New highways and motorways snake across Ecuador, lined with billboards reminding drivers how bad the Andean country’s potholed road network was until Rafael Correa was first elected as president six years ago. The towns and villages boast new schools and health clinics. The minimum wage has risen well above inflation, and some 2m poorer people (in a population of 14.5m) get monthly cash transfers. Free school uniforms and subsidised mortgages all help to give ordinary Ecuadoreans the sense that “most things are being done right,” says Pili Troya, a civil servant, who plans to vote to give Mr Correa another four-year term in the country’s general election on February 17th. In his campaign advertisements Mr Correa, a good-looking, smooth-tongued 49-year-old economist, presents himself as the man who turned his country round, after several years of political instability and economic humiliation, which included the collapse of the currency and its replacement by the American dollar in 2000. He rails against the IMF, bankers and privatisations. “Ecuador is no longer for sale,” he cries. “The country of despair has become one of hope”.
Calgarians won’t cast ballots online in October’s municipal election – and probably not in the 2017 election either – but the idea is receiving growing attention at city hall. “It is now potentially worth looking at, and I wouldn’t have said that two years ago,” said returning officer Barb Clifford, who has been paying close attention to the controversial idea. … Perhaps in 10 years, Ald. Richard Pootmans said he could see online voting in Calgary, but not as things currently stand. “I’m not sure the state of the technology is there right now,” he said.

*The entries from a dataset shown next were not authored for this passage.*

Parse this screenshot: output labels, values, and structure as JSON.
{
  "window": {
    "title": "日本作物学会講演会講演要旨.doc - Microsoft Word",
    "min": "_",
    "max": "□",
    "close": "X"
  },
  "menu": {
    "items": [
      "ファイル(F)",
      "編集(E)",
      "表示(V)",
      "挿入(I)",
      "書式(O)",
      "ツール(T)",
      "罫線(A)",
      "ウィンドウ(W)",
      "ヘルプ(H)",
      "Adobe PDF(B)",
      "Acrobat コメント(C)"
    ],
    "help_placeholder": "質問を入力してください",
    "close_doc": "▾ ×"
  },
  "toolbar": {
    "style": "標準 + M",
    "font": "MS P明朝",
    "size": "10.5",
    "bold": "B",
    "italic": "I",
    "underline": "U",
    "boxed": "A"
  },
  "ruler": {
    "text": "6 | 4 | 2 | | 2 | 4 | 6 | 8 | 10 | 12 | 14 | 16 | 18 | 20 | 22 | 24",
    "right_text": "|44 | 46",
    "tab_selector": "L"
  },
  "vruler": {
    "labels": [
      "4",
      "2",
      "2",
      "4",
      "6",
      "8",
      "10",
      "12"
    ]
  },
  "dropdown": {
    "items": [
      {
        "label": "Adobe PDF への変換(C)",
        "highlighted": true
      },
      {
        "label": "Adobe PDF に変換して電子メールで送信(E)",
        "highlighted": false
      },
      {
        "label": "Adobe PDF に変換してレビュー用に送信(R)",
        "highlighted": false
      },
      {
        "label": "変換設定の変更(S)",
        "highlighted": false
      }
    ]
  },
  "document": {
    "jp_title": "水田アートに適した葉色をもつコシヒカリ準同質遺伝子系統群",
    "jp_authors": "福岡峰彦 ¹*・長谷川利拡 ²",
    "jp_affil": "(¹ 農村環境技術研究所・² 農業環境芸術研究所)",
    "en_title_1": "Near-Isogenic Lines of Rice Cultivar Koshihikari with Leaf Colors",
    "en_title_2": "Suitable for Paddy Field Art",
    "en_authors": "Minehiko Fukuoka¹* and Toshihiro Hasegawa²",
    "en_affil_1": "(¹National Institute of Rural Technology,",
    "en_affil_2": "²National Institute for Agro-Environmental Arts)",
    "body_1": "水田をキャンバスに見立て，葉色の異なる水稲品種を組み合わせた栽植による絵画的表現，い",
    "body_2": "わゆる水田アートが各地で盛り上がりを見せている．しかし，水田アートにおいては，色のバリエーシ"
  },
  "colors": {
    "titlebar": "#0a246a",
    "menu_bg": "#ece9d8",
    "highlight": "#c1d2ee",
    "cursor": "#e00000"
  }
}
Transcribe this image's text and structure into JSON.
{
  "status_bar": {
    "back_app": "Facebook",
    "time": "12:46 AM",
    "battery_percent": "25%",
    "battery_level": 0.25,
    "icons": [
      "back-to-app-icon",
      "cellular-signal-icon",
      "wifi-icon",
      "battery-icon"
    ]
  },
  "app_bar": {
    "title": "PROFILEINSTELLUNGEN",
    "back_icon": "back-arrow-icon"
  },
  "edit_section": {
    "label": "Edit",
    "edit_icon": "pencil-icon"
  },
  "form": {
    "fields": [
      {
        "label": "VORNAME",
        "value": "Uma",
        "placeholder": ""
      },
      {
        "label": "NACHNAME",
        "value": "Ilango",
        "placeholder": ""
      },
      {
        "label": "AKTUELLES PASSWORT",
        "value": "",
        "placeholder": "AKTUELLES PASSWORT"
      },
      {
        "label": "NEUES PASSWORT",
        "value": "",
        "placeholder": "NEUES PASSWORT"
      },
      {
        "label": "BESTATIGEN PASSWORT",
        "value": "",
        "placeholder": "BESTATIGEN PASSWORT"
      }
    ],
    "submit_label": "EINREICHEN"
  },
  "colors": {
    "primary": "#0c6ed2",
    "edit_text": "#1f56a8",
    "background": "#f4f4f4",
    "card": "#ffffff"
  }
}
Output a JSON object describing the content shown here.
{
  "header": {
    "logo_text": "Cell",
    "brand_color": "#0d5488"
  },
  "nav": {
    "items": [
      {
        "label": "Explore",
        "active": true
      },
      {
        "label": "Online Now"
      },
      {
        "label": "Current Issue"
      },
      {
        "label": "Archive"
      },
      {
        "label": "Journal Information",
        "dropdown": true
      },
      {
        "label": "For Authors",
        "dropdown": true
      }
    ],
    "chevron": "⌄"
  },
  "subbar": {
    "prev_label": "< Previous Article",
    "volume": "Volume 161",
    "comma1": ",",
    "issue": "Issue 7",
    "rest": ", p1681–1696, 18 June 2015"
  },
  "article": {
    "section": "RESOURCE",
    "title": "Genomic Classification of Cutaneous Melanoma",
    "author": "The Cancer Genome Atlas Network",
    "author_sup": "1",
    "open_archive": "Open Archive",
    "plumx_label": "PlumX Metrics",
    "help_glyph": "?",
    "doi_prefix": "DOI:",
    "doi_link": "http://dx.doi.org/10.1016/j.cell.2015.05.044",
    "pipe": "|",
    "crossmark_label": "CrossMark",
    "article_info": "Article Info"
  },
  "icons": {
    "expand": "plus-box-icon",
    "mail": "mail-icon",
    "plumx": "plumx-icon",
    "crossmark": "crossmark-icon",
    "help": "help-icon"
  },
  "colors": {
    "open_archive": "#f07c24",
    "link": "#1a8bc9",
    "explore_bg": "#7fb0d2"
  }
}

In a week or two, Cyprus will have a new president and a new government. The million-dollar question or rather the 17-billion-euro question is: Will this mark a new beginning for Cyprus or will we get more of the same, wrapped in a different colour. This is arguably the most important election for Cyprus since 1974 and possibly since the founding of the Republic in 1960. It is also the first time that the outcome of a Cyprus election is attracting pan-European, and possibly global, interest and significance. Normally, presidential elections in countries with a population under a million, even troubled-countries like Cyprus, would be relegated to the inside pages of world press and go unnoticed. Not so this time.
Iran will stage its annual show of solidarity and defiance Sunday, a festive day of scripted rallies and fiery oratory marking the 34th anniversary of the Islamic Revolution and denouncing “satanic” Washington and its allies. But with a pivotal presidential election approaching in June, the veneer of unity among Iran’s diverse political blocs has been wearing thin as average Iranians struggle to cope with a withering, sanctions-driven economic crisis. Even before official candidates have emerged, a nasty spate of preelection infighting has erupted, unveiling an unedifying display of name-calling and mudslinging. Last week, Iranians witnessed the stunning public spectacle of President Mahmoud Ahmadinejad going before the parliament to play an apparently secretly taped video clip that, he alleged, exposed corrupt dealings by the powerful family of parliamentary Speaker Ali Larijani — the president’s bitter rival and a possible candidate to succeed him.